Leaving Shikako with the uncle that died before she was born.
They are Nara, far used to more subtle manipulations, and so their efforts are deemed obvious but charming for it. Between them they share an amused smile, a raised brow, and the smallest laugh–a fleeting moment of levity during war.
Ikoma waits for her to speak first, so much like Shikako’s father that she doesn’t feel the awkwardness she expected.
“I tried to summon Heijomaru,” she says, before hesitating, unsure if her uncle knows the deer summons by name.

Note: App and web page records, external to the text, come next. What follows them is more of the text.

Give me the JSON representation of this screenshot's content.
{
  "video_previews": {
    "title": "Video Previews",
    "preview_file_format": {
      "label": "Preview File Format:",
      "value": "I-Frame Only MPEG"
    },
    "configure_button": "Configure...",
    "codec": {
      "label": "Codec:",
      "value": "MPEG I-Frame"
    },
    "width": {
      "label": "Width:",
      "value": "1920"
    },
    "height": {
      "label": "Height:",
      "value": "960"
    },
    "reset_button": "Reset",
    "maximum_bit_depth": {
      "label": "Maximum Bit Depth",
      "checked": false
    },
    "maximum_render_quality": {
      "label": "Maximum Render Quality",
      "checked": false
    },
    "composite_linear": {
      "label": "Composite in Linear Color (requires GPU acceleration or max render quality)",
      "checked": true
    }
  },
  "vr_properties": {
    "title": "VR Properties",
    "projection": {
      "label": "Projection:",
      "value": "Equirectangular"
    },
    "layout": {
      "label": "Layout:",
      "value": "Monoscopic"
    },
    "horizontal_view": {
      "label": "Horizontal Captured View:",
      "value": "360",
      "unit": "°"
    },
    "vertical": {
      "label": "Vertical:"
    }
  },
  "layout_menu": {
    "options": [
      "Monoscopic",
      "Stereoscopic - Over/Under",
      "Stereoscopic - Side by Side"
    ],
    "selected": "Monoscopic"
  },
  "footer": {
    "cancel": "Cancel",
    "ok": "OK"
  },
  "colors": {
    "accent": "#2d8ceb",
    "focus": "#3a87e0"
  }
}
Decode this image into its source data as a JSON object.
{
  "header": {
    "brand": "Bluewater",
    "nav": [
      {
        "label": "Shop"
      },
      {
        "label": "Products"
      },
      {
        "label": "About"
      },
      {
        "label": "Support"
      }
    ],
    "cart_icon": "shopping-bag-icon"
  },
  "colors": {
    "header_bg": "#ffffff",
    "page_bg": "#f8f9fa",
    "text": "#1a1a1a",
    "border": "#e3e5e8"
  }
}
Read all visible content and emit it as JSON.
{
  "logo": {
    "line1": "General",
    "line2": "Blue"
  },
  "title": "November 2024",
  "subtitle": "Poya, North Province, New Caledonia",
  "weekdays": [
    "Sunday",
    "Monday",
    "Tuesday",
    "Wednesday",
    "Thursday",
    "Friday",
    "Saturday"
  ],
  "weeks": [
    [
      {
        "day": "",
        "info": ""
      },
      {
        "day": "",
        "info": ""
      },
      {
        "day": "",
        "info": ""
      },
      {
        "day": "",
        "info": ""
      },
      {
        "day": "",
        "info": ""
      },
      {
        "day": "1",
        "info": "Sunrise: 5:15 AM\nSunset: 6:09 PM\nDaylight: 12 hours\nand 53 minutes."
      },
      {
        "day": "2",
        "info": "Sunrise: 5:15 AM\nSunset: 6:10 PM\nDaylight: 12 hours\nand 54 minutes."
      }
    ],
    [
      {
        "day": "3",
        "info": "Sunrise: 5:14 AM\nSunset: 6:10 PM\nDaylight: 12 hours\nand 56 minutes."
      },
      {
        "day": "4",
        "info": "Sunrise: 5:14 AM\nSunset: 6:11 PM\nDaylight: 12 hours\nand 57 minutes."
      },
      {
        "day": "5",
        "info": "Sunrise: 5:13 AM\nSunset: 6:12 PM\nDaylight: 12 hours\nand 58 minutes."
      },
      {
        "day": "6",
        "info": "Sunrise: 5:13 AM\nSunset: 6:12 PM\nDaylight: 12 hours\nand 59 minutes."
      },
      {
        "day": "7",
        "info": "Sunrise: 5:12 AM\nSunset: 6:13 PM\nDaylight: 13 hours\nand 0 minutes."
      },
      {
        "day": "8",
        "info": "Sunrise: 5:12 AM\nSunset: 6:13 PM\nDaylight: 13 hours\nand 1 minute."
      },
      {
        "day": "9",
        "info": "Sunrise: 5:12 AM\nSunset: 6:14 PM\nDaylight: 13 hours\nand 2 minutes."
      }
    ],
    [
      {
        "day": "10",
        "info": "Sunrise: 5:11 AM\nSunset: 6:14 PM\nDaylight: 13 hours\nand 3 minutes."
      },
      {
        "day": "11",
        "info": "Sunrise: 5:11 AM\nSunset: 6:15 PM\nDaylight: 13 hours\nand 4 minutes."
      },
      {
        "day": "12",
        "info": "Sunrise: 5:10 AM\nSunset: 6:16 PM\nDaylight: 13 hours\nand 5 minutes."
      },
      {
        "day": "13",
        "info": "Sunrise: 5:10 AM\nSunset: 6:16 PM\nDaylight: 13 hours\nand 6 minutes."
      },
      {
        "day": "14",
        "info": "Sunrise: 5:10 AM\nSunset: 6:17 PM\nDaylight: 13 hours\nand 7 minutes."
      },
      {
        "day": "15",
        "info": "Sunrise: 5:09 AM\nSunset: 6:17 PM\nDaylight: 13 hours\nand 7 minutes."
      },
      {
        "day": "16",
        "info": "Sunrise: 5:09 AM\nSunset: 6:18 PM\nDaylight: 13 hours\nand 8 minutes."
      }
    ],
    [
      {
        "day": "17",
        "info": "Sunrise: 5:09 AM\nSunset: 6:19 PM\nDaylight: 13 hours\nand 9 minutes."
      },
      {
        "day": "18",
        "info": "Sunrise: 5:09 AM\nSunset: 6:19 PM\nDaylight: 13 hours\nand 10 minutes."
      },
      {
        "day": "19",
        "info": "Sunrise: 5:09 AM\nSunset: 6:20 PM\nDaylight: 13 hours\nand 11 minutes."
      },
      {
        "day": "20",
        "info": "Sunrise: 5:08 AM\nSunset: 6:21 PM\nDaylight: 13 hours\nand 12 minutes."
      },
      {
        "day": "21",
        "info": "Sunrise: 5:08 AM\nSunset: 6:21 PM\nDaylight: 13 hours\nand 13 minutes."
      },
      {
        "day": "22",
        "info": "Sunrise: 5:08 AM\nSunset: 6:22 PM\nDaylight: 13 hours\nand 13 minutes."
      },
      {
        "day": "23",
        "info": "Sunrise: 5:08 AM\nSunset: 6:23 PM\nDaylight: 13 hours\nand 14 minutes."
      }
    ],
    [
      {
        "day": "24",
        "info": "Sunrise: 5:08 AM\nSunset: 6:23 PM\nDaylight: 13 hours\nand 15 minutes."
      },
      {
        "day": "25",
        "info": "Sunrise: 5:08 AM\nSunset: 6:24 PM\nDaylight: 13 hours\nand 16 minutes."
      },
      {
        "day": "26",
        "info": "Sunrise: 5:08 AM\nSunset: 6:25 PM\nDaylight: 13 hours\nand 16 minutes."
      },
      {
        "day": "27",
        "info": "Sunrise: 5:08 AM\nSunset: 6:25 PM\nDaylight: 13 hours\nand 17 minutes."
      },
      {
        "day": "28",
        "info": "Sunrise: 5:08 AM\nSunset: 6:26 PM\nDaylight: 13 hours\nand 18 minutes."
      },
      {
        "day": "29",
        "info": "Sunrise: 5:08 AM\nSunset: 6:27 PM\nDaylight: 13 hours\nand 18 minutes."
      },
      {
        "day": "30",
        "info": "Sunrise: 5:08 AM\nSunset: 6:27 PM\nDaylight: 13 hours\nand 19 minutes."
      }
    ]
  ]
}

But he is clan heir, now, and Ikoma laughs, “Sembei-obaasan let you sign the scroll?” Before he, too, hesitates, “Unless it wasn’t Sembei-obaasan… is she still alive when…” unready or perhaps unwilling to verbally acknowledge that Shikako is from the future–a future–though she knows he knows.
They stand in silence.
“I’m pretty sure she’s older than Konoha itself,” Shikako tries, which brings the smile back to both of their faces.
“I wouldn’t be surprised,” Ikoma nods, considering, “She’s not a field shinobi anymore, but given the tactical advantages of our clan’s summons she may have been deployed to one of the other base camps. I can send a request in, see if she can be sent here. If not, then have your team sent to wherever she is,” he says, in the recognizable tones of a Nara planning.
“Oh, that’s…” generous, kind, unnecessary, she doesn’t say.
“You’re family,” Ikoma says, argument against all three, efficient with his words in a way so familiar to her.
Because they are family, even if they are strangers to each other; he’d never send out troops hampered, he’s not going to do so to family.
And Shikako knows that it’s war and she can’t promise to save him, but she’s going to try.
A/N: 😀 …. or… O_O
I still have no idea what I’m doing with this series.